[Opening Records for this exercise section]

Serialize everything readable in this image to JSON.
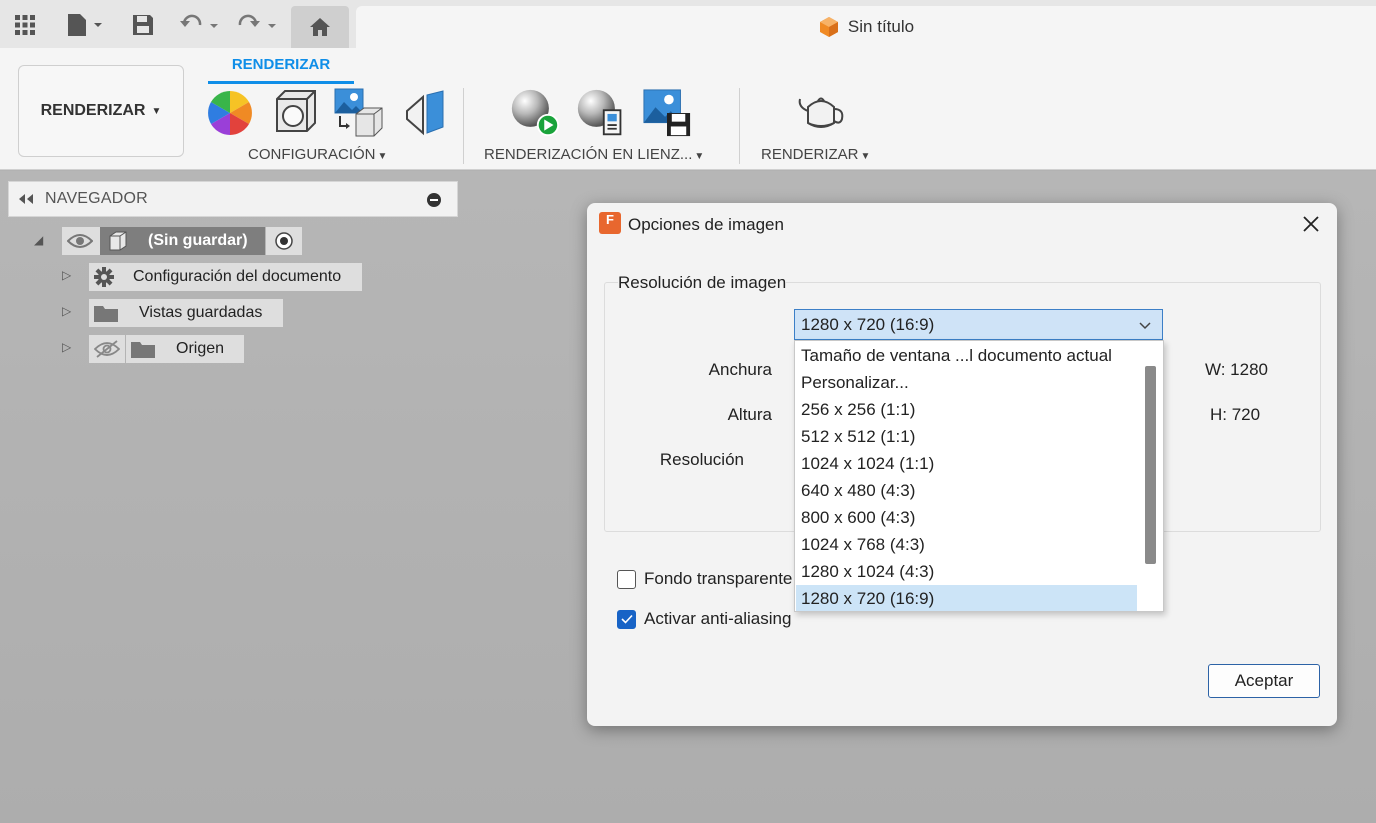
{
  "window": {
    "doc_title": "Sin título"
  },
  "ribbon": {
    "workspace_label": "RENDERIZAR",
    "active_tab": "RENDERIZAR",
    "groups": [
      {
        "label": "CONFIGURACIÓN"
      },
      {
        "label": "RENDERIZACIÓN EN LIENZ..."
      },
      {
        "label": "RENDERIZAR"
      }
    ]
  },
  "browser": {
    "title": "NAVEGADOR",
    "root": "(Sin guardar)",
    "items": [
      {
        "label": "Configuración del documento"
      },
      {
        "label": "Vistas guardadas"
      },
      {
        "label": "Origen"
      }
    ]
  },
  "dialog": {
    "title": "Opciones de imagen",
    "group_label": "Resolución de imagen",
    "selected_resolution": "1280 x 720 (16:9)",
    "width_label": "Anchura",
    "height_label": "Altura",
    "resolution_label": "Resolución",
    "width_value": "W: 1280",
    "height_value": "H: 720",
    "transparent_bg_label": "Fondo transparente",
    "transparent_bg_checked": false,
    "antialias_label": "Activar anti-aliasing",
    "antialias_checked": true,
    "accept_label": "Aceptar",
    "app_icon_letter": "F"
  },
  "dropdown": {
    "options": [
      "Tamaño de ventana ...l documento actual",
      "Personalizar...",
      "256 x 256 (1:1)",
      "512 x 512 (1:1)",
      "1024 x 1024 (1:1)",
      "640 x 480 (4:3)",
      "800 x 600 (4:3)",
      "1024 x 768 (4:3)",
      "1280 x 1024 (4:3)",
      "1280 x 720 (16:9)"
    ],
    "selected_index": 9
  },
  "colors": {
    "accent": "#0f8ee8",
    "checkbox": "#1763c6",
    "selection": "#cce4f7"
  }
}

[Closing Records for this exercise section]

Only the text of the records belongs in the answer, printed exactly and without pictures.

Written solution »
Serialize everything readable in this image to JSON.
{
  "window": {
    "doc_title": "Sin título"
  },
  "ribbon": {
    "workspace_label": "RENDERIZAR",
    "active_tab": "RENDERIZAR",
    "groups": [
      {
        "label": "CONFIGURACIÓN"
      },
      {
        "label": "RENDERIZACIÓN EN LIENZ..."
      },
      {
        "label": "RENDERIZAR"
      }
    ]
  },
  "browser": {
    "title": "NAVEGADOR",
    "root": "(Sin guardar)",
    "items": [
      {
        "label": "Configuración del documento"
      },
      {
        "label": "Vistas guardadas"
      },
      {
        "label": "Origen"
      }
    ]
  },
  "dialog": {
    "title": "Opciones de imagen",
    "group_label": "Resolución de imagen",
    "selected_resolution": "1280 x 720 (16:9)",
    "width_label": "Anchura",
    "height_label": "Altura",
    "resolution_label": "Resolución",
    "width_value": "W: 1280",
    "height_value": "H: 720",
    "transparent_bg_label": "Fondo transparente",
    "transparent_bg_checked": false,
    "antialias_label": "Activar anti-aliasing",
    "antialias_checked": true,
    "accept_label": "Aceptar",
    "app_icon_letter": "F"
  },
  "dropdown": {
    "options": [
      "Tamaño de ventana ...l documento actual",
      "Personalizar...",
      "256 x 256 (1:1)",
      "512 x 512 (1:1)",
      "1024 x 1024 (1:1)",
      "640 x 480 (4:3)",
      "800 x 600 (4:3)",
      "1024 x 768 (4:3)",
      "1280 x 1024 (4:3)",
      "1280 x 720 (16:9)"
    ],
    "selected_index": 9
  },
  "colors": {
    "accent": "#0f8ee8",
    "checkbox": "#1763c6",
    "selection": "#cce4f7"
  }
}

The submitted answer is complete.